cancer screening

Here’s a more effective way to test for HPVA Kaiser Permanente study found that a new way to test for HPV has the potential to increase efficiency and decrease waste.
Things that impact racial, ethnic disparities in cancer survivalOne study seeks to understand the underlying causes of racial and ethnic disparities in cancer survival. The results may be surprising.
Readers React: In defense of breast density notification lawsWe read with interest the article “Breast density laws: Are you in compliance?” [December 2016 Contemporary OB/GYN]. We appreciated the perspective of our gynecologist colleagues. We would like to help clarify and give context to some of the information in the article.
Should women over 65 be screened for cervical cancer?A study questions the existing guidance saying only women over 65 years who have risk factors should be screened for cervical cancer. Also, do placental syndromes increase the risk of cardiovascular disease? Plus: A look at Gardisil 9's safety profile.
Researchers discuss ‘less is more’ cancer treatment approachMost patients hear the word “carcinoma” or “cancer” and believe they may die if they do not seek treatment. But ASCO researchers say that may be a problematic mentality.
Skin cancer screenings target marathoners
Skin cancer screenings target marathonersExpert offers colleagues insight about the runner’s mentality on sunscreen and best practices for educating your local community
United States scores barely passing grade on premature birthThe March of Dimes releases their annual report card on the United States and prematurity. Plus: Can anything be done about HPV vaccine rates? Also, a look at the place of ultrasound in breast cancer detection.
Ramifications of pelvic exam guidelinesHave pelvic guideline changes led to a reduction in other recommended screenings?

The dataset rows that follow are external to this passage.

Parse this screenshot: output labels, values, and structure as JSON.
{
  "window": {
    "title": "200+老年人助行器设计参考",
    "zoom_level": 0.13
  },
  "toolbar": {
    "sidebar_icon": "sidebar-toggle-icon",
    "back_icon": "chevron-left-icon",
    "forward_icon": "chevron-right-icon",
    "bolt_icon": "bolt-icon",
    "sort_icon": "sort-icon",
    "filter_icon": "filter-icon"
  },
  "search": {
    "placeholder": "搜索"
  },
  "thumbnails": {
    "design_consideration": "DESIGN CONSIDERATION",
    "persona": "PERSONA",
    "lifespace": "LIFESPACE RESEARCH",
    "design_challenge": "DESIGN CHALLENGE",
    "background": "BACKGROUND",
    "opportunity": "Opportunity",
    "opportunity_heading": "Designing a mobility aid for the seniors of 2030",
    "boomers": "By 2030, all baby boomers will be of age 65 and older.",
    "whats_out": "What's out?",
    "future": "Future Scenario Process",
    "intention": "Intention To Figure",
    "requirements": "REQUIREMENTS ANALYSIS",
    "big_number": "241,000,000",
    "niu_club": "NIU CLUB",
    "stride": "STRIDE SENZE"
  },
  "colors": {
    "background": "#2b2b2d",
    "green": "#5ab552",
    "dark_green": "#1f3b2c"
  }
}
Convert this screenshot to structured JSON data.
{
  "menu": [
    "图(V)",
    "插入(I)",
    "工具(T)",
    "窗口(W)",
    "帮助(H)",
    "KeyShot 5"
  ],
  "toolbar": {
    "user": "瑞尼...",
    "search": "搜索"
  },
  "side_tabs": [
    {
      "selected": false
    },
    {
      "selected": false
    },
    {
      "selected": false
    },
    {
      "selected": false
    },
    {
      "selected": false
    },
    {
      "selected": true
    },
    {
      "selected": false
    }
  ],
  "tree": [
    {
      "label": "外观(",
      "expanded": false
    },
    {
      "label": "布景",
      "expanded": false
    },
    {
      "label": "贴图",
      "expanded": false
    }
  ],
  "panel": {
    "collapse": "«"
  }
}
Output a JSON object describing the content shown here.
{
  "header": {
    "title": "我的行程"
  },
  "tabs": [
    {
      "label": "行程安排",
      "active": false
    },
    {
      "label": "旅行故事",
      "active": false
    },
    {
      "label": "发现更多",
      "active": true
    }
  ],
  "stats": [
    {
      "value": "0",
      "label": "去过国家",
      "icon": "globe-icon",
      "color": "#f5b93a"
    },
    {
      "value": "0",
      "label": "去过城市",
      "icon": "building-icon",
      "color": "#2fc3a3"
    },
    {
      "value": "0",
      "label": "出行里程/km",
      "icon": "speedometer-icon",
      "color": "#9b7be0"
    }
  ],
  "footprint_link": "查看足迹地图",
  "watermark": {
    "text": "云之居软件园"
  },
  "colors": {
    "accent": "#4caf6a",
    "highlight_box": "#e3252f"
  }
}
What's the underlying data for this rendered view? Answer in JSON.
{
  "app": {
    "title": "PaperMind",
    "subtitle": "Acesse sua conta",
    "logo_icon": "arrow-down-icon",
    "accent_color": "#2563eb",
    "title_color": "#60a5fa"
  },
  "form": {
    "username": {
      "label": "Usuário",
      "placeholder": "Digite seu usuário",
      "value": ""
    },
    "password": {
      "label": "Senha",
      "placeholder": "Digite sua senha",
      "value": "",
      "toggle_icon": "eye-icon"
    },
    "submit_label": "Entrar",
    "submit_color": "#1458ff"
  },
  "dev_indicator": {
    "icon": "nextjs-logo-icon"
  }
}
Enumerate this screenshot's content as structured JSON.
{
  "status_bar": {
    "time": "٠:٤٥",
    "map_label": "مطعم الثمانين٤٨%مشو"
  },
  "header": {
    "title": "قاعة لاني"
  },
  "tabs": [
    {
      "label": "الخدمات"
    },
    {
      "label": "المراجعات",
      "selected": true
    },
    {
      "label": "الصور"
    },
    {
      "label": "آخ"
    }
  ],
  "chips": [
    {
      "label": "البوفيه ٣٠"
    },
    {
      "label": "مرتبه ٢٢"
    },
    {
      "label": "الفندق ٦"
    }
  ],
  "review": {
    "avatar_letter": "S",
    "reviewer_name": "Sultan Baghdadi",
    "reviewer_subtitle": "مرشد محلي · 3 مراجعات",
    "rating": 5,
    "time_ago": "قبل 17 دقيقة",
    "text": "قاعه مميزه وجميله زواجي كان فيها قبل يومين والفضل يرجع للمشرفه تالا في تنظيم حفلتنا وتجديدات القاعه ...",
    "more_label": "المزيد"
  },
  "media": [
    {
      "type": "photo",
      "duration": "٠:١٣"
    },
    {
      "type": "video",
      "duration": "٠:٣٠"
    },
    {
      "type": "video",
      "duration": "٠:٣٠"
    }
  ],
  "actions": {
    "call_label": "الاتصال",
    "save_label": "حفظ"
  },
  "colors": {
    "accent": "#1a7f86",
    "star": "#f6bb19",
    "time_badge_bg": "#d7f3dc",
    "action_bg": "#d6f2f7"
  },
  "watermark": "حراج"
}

Plus, how does menopause impact future cardiovascular health? And: Does childhood stress lead to negative obstetric outcomes?
Cervical cancer screening guidelines largely align, with one exceptionClinical guidelines recently put forth by the American College of Physicians indicate that Pap tests should remain the mainstay of cervical cancer screening in average-risk patients under the age of younger than 30 with HPV testing reserved for older patient populations.
Despite ACA, Americans still skip cancer screeningsEven though cancer screenings have become more available because of the Affordable Care Act, the percentage of adults getting certain cancer screenings has not increased significantly since 2010.